Greg Stanton: I've been consistent throughout time that we want to get rid of this, but if we can do it in a way that doesn't hurt our public safety which is the value of this community or hurt our credit rating, I know there's an issue about the political campaign a couple of years ago. Of course, I and virtually everyone else thought that our economy was much further along right now. Here's what I did, as we're going through the budget cycle, back in January, give us a budget that includes the food tax, give us a budget that doesn't include the food tax so we know we have them both side by side and we can see exactly what we would get with the food tax revenue source and what we will not get if we have to cut and then go to the very transparent public process. That's the most appropriate way of doing it. I want to get rid of that thing as soon as we possibly can but I want to do it in a way that reflects our community values.
Ted Simons: There are some who are concerned that the no food tax proposal is going to cause Draconian cuts. How will they be suggested? What will people see?
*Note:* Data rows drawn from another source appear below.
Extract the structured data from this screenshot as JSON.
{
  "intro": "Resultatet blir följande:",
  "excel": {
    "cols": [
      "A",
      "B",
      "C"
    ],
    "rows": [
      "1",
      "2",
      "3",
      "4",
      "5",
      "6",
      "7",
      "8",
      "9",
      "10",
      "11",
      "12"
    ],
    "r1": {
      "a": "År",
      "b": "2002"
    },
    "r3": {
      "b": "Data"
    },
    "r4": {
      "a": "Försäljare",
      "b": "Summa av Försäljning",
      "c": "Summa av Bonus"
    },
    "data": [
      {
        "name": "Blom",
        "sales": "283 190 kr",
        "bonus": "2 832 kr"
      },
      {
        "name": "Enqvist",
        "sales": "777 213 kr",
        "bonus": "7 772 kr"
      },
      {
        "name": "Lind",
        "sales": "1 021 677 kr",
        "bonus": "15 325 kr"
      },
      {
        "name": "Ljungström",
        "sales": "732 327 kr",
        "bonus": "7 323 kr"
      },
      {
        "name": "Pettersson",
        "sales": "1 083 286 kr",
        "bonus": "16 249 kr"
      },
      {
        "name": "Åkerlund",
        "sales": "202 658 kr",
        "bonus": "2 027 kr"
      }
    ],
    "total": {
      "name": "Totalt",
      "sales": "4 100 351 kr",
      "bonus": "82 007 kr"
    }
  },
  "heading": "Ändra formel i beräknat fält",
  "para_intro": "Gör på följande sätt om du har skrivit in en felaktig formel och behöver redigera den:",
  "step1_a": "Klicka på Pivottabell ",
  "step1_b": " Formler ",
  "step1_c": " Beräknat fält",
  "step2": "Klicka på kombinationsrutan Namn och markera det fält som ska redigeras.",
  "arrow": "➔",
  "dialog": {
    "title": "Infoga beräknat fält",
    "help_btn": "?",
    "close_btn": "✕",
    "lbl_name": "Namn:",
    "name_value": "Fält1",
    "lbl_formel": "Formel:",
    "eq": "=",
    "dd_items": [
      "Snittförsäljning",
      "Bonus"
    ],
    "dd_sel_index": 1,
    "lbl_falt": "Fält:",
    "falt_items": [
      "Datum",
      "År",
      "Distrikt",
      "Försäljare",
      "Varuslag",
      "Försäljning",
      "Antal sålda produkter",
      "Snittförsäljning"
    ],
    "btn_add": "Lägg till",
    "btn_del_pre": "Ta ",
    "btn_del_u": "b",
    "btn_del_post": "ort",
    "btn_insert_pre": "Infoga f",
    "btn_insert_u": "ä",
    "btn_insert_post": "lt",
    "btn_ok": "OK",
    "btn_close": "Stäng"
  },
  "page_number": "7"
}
Greg Stanton: The city manager also presents a proposed budget and we take that budget out on the road and we're going to have over budget hearings, including a live on-line budget with myself and the city manager. I will personally be attending virtually every single one of these meetings because it's critically important but in addition to presenting a budget, I've also asked, he's going to fulfill this commitment of presenting a budget that doesn't include the food tax and the recommended cuts that would be associated with it. Here's the situation that we're in right now The budget is, the economy is getting better but it's not doing as good as we would have liked. We are significantly down in terms of revenue projections. Our contribution to the pension system is significantly increased. As you know, with the pay agreement we came to with our city employees were based on certain triggers for them to get the money that they gave up a few years ago to get that back, certain triggers have to be met. We're going to have to see from the city manager where those triggers were met, if we're actually going to be able to receive back the money that they gave back to the city a few years ago. We've got some big, big decisions to make and I want to hear from the public as much as possible before making this incredibly important decision.
Ted Simons: You know why we bring this up; you did say in your campaign that you've got to get rid of this thing by April. Was it in retrospect wise to make that pledge?
Greg Stanton: You make statements in a campaign based upon the best information. I think I took a balanced approach saying we should get rid of it by April but do it in a way that doesn't hurt public safety or the city's credit rating. I've got a long history in public service. I've always stood up for public safety. I have also always stood up for protecting the city's credit rating and that's an incredibly important thing. It's a gift that I've been giving and I want to make sure I hand that off to the next mayor after me that I hand off a perfect credit rating. You make the best decisions at the time but now that I am mayor, now that I am mayor, my obligation is to make recommendations, make votes that I believe are the best interests of the city as a whole. Politics is a tough business sometimes. And when you're campaigning, you try to make recommendations-- I've tried to have my first year in office be exactly based on what I ran on, I think I've got a pretty good track record of doing so. But now, I've got to let the city manager make this recommendation. Once I see the costs, I'm going to make a recommendation based on what's in the best interest of the people of the city and for our future generations.
Ted Simons: Mayor we appreciate you coming on. Thank you so much for joining us.